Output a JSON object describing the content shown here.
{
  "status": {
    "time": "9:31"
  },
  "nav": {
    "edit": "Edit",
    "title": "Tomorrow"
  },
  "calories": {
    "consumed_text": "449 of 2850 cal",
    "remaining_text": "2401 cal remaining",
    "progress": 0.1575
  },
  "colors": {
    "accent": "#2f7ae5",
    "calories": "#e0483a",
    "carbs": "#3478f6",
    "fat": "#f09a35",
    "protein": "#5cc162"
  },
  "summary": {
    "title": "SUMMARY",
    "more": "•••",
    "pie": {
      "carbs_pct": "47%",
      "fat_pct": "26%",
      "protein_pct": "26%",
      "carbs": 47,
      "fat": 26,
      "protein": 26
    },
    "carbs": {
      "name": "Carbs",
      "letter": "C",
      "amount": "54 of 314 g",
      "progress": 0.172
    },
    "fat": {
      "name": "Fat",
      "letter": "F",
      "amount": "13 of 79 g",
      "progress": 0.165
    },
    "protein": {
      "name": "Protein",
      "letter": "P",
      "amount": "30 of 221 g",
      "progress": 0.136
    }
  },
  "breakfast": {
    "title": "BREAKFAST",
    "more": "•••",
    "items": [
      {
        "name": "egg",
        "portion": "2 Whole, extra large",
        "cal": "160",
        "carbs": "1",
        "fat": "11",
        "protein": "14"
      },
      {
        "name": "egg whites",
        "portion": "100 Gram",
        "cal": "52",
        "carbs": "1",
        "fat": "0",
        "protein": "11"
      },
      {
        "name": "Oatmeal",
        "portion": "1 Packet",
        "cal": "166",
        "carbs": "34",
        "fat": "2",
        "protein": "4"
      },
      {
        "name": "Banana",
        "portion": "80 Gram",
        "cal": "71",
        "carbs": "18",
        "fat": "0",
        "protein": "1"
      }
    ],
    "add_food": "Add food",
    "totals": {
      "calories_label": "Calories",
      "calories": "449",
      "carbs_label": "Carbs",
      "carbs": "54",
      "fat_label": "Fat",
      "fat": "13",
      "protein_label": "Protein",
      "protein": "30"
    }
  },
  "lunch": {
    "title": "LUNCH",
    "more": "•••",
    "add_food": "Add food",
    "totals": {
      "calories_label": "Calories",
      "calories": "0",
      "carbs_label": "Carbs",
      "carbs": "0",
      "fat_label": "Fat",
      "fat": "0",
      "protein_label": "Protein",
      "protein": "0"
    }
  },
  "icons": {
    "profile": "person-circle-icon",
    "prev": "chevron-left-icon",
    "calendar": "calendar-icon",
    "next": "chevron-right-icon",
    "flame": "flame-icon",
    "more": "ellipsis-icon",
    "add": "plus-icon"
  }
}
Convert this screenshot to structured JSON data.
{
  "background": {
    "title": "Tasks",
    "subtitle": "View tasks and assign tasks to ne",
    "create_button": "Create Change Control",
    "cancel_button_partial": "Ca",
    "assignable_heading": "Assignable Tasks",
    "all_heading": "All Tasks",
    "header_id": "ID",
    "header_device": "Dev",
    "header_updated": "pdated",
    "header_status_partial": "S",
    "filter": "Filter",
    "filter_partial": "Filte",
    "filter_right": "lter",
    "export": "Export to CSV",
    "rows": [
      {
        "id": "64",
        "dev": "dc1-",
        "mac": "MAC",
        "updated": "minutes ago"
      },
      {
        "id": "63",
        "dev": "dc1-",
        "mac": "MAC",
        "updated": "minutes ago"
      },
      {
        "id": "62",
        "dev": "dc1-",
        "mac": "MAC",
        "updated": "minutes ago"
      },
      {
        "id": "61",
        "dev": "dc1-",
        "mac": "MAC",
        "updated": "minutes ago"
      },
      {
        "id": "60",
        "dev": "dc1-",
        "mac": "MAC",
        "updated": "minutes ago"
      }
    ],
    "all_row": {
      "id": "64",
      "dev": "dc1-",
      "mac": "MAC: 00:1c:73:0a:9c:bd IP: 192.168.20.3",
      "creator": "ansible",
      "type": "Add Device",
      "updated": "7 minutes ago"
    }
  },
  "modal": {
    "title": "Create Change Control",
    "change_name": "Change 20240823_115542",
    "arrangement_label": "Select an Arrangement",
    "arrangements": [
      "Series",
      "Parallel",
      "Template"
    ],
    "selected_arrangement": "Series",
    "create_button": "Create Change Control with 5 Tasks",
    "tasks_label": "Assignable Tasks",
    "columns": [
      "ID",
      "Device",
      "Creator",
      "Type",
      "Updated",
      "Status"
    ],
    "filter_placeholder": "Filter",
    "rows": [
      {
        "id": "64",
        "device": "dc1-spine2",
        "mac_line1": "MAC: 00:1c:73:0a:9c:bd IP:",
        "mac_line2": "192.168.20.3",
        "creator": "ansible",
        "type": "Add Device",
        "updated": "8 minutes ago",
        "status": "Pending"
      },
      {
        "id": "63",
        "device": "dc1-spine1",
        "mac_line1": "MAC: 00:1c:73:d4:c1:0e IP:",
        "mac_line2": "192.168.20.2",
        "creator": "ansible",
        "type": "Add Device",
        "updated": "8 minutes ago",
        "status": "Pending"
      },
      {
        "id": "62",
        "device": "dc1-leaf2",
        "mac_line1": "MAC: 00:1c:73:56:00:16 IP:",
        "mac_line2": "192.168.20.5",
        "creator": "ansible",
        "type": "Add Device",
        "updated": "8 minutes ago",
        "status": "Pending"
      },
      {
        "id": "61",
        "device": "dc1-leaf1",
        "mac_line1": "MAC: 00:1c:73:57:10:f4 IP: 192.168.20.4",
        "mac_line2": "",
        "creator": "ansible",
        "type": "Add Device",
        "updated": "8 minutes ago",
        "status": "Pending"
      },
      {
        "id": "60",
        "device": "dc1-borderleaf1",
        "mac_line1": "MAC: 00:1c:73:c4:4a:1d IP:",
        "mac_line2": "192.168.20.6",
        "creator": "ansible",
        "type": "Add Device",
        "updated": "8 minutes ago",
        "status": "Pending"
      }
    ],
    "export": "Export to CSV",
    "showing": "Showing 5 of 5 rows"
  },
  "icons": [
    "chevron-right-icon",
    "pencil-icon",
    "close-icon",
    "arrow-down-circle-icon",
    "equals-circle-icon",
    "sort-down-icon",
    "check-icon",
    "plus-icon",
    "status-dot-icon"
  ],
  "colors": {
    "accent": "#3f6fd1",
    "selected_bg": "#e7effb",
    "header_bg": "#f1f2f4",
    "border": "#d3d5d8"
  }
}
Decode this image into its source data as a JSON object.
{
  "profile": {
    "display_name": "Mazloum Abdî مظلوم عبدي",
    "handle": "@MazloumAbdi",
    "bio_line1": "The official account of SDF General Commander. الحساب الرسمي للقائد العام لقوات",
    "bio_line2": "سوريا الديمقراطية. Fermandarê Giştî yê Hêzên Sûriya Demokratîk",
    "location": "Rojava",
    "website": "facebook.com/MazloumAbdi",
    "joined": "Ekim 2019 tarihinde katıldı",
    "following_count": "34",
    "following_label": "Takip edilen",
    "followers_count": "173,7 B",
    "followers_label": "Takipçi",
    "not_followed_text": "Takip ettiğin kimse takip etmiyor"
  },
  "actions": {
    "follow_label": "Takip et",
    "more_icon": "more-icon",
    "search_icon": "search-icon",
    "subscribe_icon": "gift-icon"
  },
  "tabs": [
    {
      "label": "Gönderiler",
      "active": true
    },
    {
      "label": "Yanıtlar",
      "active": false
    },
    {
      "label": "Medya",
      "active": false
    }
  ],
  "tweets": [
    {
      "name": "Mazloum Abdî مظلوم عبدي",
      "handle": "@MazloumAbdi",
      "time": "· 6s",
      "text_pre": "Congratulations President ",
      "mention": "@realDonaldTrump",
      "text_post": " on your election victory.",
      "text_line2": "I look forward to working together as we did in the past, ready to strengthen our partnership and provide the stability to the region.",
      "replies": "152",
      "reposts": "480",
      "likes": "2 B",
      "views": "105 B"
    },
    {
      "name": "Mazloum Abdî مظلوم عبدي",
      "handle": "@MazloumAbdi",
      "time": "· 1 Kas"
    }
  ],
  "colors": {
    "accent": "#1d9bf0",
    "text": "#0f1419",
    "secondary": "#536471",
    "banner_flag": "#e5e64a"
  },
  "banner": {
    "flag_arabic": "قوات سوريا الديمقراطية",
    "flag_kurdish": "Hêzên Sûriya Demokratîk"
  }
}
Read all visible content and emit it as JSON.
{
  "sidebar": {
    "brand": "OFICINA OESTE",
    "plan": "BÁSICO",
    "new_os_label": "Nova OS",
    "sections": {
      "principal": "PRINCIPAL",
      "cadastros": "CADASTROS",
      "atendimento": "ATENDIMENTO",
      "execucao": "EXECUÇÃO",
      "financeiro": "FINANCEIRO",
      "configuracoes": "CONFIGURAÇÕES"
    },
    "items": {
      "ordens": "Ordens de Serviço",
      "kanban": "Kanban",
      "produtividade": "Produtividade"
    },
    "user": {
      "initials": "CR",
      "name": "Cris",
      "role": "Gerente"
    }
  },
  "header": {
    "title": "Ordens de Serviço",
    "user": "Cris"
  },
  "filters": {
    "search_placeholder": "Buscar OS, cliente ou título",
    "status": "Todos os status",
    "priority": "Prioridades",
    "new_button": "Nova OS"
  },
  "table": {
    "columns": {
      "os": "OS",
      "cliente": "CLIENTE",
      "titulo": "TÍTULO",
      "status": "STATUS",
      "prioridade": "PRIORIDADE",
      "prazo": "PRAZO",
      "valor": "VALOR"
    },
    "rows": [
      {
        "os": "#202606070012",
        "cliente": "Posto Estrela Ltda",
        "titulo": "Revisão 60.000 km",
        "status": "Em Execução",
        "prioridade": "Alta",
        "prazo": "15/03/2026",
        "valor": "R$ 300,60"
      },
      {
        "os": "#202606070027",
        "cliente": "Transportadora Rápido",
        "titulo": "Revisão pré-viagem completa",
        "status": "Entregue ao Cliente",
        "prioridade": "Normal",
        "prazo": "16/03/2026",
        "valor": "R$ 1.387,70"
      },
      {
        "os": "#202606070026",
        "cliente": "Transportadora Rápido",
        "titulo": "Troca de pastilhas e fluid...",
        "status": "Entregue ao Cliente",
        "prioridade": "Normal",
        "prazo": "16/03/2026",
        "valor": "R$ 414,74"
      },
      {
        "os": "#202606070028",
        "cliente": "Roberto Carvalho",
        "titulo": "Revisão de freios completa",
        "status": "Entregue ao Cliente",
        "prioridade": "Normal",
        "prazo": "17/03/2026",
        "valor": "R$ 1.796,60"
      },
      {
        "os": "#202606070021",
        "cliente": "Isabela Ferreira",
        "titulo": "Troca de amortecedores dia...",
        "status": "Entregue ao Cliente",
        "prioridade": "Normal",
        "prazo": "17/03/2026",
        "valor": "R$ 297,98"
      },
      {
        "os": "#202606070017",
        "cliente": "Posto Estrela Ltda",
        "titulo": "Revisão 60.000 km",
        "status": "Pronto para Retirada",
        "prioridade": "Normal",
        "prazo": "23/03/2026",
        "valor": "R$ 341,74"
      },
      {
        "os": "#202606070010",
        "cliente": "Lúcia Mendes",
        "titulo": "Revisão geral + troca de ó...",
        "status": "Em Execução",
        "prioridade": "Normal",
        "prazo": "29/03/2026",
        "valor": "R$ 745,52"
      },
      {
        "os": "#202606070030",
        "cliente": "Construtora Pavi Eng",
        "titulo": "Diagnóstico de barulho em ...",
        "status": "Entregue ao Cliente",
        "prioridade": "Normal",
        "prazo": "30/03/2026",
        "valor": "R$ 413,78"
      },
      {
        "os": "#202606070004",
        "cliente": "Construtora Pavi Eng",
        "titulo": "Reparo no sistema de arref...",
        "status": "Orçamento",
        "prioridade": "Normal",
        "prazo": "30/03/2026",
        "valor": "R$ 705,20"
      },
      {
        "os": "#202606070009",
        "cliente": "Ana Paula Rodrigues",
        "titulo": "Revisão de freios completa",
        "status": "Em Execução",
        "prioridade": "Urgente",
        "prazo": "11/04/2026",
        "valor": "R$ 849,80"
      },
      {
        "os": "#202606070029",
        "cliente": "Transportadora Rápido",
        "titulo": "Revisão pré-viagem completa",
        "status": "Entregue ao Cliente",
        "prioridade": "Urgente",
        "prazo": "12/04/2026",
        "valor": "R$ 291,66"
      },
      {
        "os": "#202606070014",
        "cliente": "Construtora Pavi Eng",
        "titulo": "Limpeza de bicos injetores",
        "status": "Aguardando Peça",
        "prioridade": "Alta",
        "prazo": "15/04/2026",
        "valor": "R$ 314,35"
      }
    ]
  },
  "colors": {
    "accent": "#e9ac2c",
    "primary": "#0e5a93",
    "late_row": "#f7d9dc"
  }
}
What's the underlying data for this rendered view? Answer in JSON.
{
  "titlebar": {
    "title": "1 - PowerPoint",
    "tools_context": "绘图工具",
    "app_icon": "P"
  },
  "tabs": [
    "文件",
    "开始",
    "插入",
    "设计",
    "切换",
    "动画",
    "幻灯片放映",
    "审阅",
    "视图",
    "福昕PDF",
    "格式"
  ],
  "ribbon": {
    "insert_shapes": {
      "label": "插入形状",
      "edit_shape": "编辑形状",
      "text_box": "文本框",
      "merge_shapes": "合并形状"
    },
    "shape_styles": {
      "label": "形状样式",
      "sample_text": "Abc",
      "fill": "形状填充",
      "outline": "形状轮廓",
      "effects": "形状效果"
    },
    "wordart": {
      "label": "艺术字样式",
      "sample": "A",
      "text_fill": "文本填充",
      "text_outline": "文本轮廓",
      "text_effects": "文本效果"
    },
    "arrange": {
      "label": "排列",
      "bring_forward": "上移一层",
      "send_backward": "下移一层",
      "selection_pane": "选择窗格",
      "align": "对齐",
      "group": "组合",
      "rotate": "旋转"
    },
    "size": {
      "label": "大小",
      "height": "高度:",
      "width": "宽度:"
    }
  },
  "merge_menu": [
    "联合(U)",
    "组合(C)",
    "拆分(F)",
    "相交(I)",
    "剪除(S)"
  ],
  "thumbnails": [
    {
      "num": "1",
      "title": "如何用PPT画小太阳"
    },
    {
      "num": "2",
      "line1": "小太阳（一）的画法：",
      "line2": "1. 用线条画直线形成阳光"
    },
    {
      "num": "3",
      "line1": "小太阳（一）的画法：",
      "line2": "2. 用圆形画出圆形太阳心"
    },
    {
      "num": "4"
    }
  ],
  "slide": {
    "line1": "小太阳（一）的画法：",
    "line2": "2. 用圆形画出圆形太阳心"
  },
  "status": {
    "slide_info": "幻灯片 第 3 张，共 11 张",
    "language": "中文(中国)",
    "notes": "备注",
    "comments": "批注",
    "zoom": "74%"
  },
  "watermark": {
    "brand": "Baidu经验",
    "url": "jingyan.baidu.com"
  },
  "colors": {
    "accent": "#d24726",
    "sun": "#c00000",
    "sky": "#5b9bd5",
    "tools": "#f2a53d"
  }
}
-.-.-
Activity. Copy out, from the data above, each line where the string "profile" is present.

Solution for this exercise.
    "profile": "person-circle-icon",
  "profile": {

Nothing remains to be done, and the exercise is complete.